Pushed out: Who are cities for?

The rising cost of urban living is a global problem. A movement is growing in the pushback against faceless corporate landlords

There’s a cost crisis playing out in our cities. Sky-high rent and mortgages are causing more cities to be hit by the ‘doughnut effect’: the inner-city population thinning out as people move to suburban rings where living is more affordable. It’s a phenomenon seen in places like Paris – declared one of the three most expensive cities in the world this year alongside Hong Kong and Singapore – where the unaffordable cost of living played a part in a violent clash between protesters and police recently.

But experts won’t call it gentrification.


In total, more than 92,000 people have sold The Big Issue since 1991 to help themselves work their way out of poverty – more than could fit into Wembley Stadium.

Look instead to a growing breed of faceless landlords: globe-spanning hedge funds and private equity firms that are mining cities for cash under the guise of property management. These massive global companies are buying up homes and renting them out for prices only the elite could afford. Others invest in property as assets, leaving them empty for years while the worse-off are forced to sleep on the streets below.

Fredrik Gertten was so concerned about the crippling combination of soaring rents and stagnating wages that he made a film about it. He directed Push, a film that follows UN Special Rapporteur for adequate housing Leilani Farha on her journey around the world to explore the escalating costs of city dwelling.

Gertten rents a council-owned flat in Malmö, Sweden. “A lot of what these firms are dealing with is pension-fund money,” he tells The Big Issue. “They’re looking for returns.”

A study of US cities proved that families on lower incomes were moving away at a much higher frequency than those who earned more – about half were forced out at some point – but mid-earning households were affected too. “The patterns can be found everywhere,” Gertten says. “Look to Chile, Canada, South Korea, then look at your own city.
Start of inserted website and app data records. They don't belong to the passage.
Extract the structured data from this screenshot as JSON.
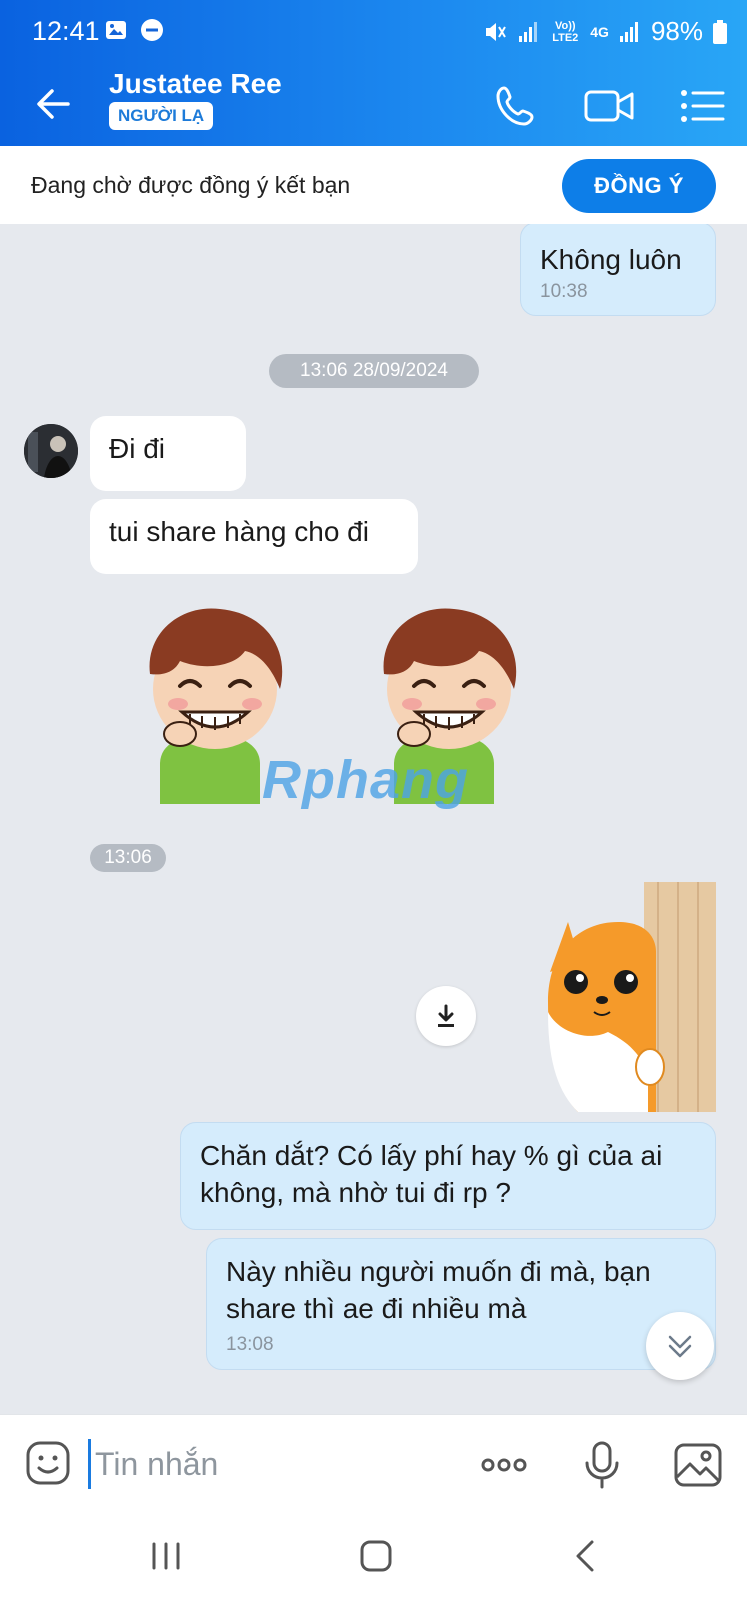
{
  "status_bar": {
    "time": "12:41",
    "network_label_1": "Vo)) LTE2",
    "network_label_2": "4G",
    "battery": "98%"
  },
  "header": {
    "contact_name": "Justatee Ree",
    "badge": "NGƯỜI LẠ",
    "back_icon": "arrow-left-icon",
    "call_icon": "phone-icon",
    "video_icon": "video-camera-icon",
    "menu_icon": "list-menu-icon"
  },
  "friend_request": {
    "text": "Đang chờ được đồng ý kết bạn",
    "accept_label": "ĐỒNG Ý"
  },
  "messages": {
    "m1": {
      "text": "Không luôn",
      "time": "10:38"
    },
    "date_divider": "13:06 28/09/2024",
    "m2": {
      "text": "Đi đi"
    },
    "m3": {
      "text": "tui share hàng cho đi"
    },
    "sticker_time": "13:06",
    "m5": {
      "text": "Chăn dắt? Có lấy phí hay % gì của ai không, mà nhờ tui đi rp ?"
    },
    "m6": {
      "text": "Này nhiều người muốn đi mà, bạn share thì ae đi nhiều mà",
      "time": "13:08"
    }
  },
  "watermark": "Rphang",
  "input_bar": {
    "placeholder": "Tin nhắn",
    "emoji_icon": "emoji-icon",
    "more_icon": "more-dots-icon",
    "mic_icon": "microphone-icon",
    "image_icon": "image-icon"
  },
  "colors": {
    "accent": "#0d7ee8",
    "header_start": "#0a62e0",
    "header_end": "#29a6f6",
    "outgoing_bubble": "#d5ecfc",
    "chat_bg": "#e6e9ee"
  }
}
You’ll see the same problems.” When researchers looked at how many high-income households were moving away from their cities, it was a different story – in San Jose, for example, it was less than half of what researchers expected.

In London, flats and townhouses are sold to international investors before lying empty (government figures showed 22,481 empty homes, worth £10.7bn, in the capital earlier this year.

A stone’s throw from Buckingham Palace, a group of London squatters calling themselves Occupy Belgravia has taken over a £25m house left empty by its owner. And in Push, one expert stands in the middle of a residential street in Kensington, waiting for a car to appear. None do. It’s because no one lives here, he says.

New York private equity firm Blackstone is one of the companies accused of draining the housing market. Corporations swooped after the 2008 financial crash and bought up properties that had suddenly become cheaply available – mostly family homes. Blackstone entered Sweden in 2014 and within four years was the biggest private owner of affordable housing in the country.

Last week the Danish housing minister Kaare Dybvad said Blackstone was taking advantage of legislative loopholes to push their “unsustainable” rental practices – and promised tougher laws to fight it. Gertten adds: “It’s like mining. They dig a hole, they take all the wealth they can and then they move on.”

The undoing of the modern city extends beyond housing. Last year, Network Rail sold thousands of railway arches to Blackstone Property Partners, despite a Big Issue-backed campaign called Guardians of the Arches, which sought to fend off monopolist landlords. Mechanics, hairdressers, cafe owners, metal-shop workers, artists and distillers that occupied the railway property had already been fighting back against unfair rent hikes by Network Rail. The businesses had brought life to run-down areas for many years and were worried new landlords would evict them or push up rent even further. Campaigners have since set up a commercial tenants’ association to fight similar issues right across the UK.

A Blackstone spokesperson said: “Blackstone agrees that there is chronic under-supply and under-investment in housing in several major cities in Europe. We hope to be a part of the solution in helping to address these issues, providing significant long-term capital and expertise to the sector, increasing the supply of high-quality rental housing and seeking to deliver a high standard of service to our residents. In so doing, we are also spurring local economic growth and creating local jobs.

“We have always operated within the existing regulatory frameworks where, in many of the markets you talk about, all leases are and will remain indefinite for all existing tenants.”

Gertten reckons we need a worldwide, multi-sectoral movement to stop the international housing crisis in its tracks. “A shift to seeing housing as a human right, not a commodity” – it’s clarion call to stop cities becoming playgrounds for the rich with locals left at the mercy of powerful financial actors.